+++ Data section

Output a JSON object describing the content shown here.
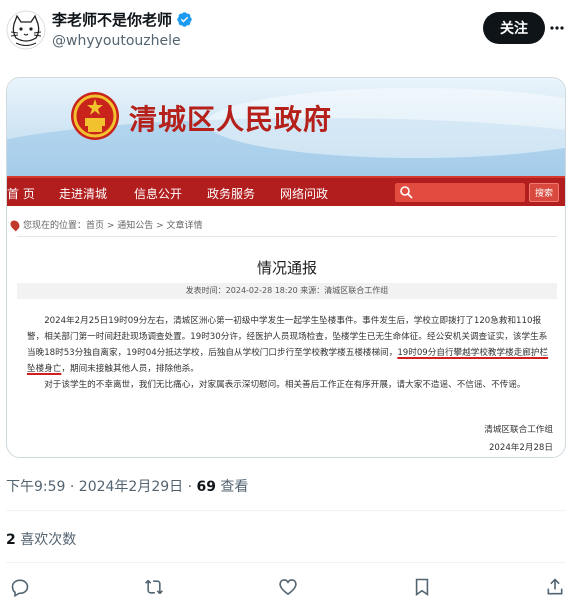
{
  "author": {
    "display_name": "李老师不是你老师",
    "handle": "@whyyoutouzhele"
  },
  "follow_label": "关注",
  "media": {
    "site_title": "清城区人民政府",
    "nav": [
      "首 页",
      "走进清城",
      "信息公开",
      "政务服务",
      "网络问政"
    ],
    "search_button": "搜索",
    "breadcrumb": "您现在的位置：首页 > 通知公告 > 文章详情",
    "article_title": "情况通报",
    "article_meta": "发表时间：2024-02-28 18:20 来源：清城区联合工作组",
    "paragraph1_a": "2024年2月25日19时09分左右，清城区洲心第一初级中学发生一起学生坠楼事件。事件发生后，学校立即拨打了120急救和110报警，相关部门第一时间赶赴现场调查处置。19时30分许，经医护人员现场检查，坠楼学生已无生命体征。经公安机关调查证实，该学生系当晚18时53分独自离家，19时04分抵达学校，后独自从学校门口步行至学校教学楼五楼楼梯间，",
    "paragraph1_highlight": "19时09分自行攀越学校教学楼走廊护栏坠楼身亡",
    "paragraph1_b": "，期间未接触其他人员，排除他杀。",
    "paragraph2": "对于该学生的不幸离世，我们无比痛心，对家属表示深切慰问。相关善后工作正在有序开展，请大家不造谣、不信谣、不传谣。",
    "signature_org": "清城区联合工作组",
    "signature_date": "2024年2月28日"
  },
  "post_time": "下午9:59 · 2024年2月29日 · ",
  "views_count": "69",
  "views_label": " 查看",
  "likes_count": "2",
  "likes_label": " 喜欢次数",
  "colors": {
    "accent_red": "#b21d1d",
    "text_primary": "#0f1419",
    "text_secondary": "#536471",
    "verified_blue": "#1d9bf0"
  },
  "icons": [
    "verified-icon",
    "more-icon",
    "reply-icon",
    "retweet-icon",
    "like-icon",
    "bookmark-icon",
    "share-icon",
    "emblem-icon",
    "search-icon"
  ]
}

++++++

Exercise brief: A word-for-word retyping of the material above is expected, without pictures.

Written solution:
Output a JSON object describing the content shown here.
{
  "author": {
    "display_name": "李老师不是你老师",
    "handle": "@whyyoutouzhele"
  },
  "follow_label": "关注",
  "media": {
    "site_title": "清城区人民政府",
    "nav": [
      "首 页",
      "走进清城",
      "信息公开",
      "政务服务",
      "网络问政"
    ],
    "search_button": "搜索",
    "breadcrumb": "您现在的位置：首页 > 通知公告 > 文章详情",
    "article_title": "情况通报",
    "article_meta": "发表时间：2024-02-28 18:20 来源：清城区联合工作组",
    "paragraph1_a": "2024年2月25日19时09分左右，清城区洲心第一初级中学发生一起学生坠楼事件。事件发生后，学校立即拨打了120急救和110报警，相关部门第一时间赶赴现场调查处置。19时30分许，经医护人员现场检查，坠楼学生已无生命体征。经公安机关调查证实，该学生系当晚18时53分独自离家，19时04分抵达学校，后独自从学校门口步行至学校教学楼五楼楼梯间，",
    "paragraph1_highlight": "19时09分自行攀越学校教学楼走廊护栏坠楼身亡",
    "paragraph1_b": "，期间未接触其他人员，排除他杀。",
    "paragraph2": "对于该学生的不幸离世，我们无比痛心，对家属表示深切慰问。相关善后工作正在有序开展，请大家不造谣、不信谣、不传谣。",
    "signature_org": "清城区联合工作组",
    "signature_date": "2024年2月28日"
  },
  "post_time": "下午9:59 · 2024年2月29日 · ",
  "views_count": "69",
  "views_label": " 查看",
  "likes_count": "2",
  "likes_label": " 喜欢次数",
  "colors": {
    "accent_red": "#b21d1d",
    "text_primary": "#0f1419",
    "text_secondary": "#536471",
    "verified_blue": "#1d9bf0"
  },
  "icons": [
    "verified-icon",
    "more-icon",
    "reply-icon",
    "retweet-icon",
    "like-icon",
    "bookmark-icon",
    "share-icon",
    "emblem-icon",
    "search-icon"
  ]
}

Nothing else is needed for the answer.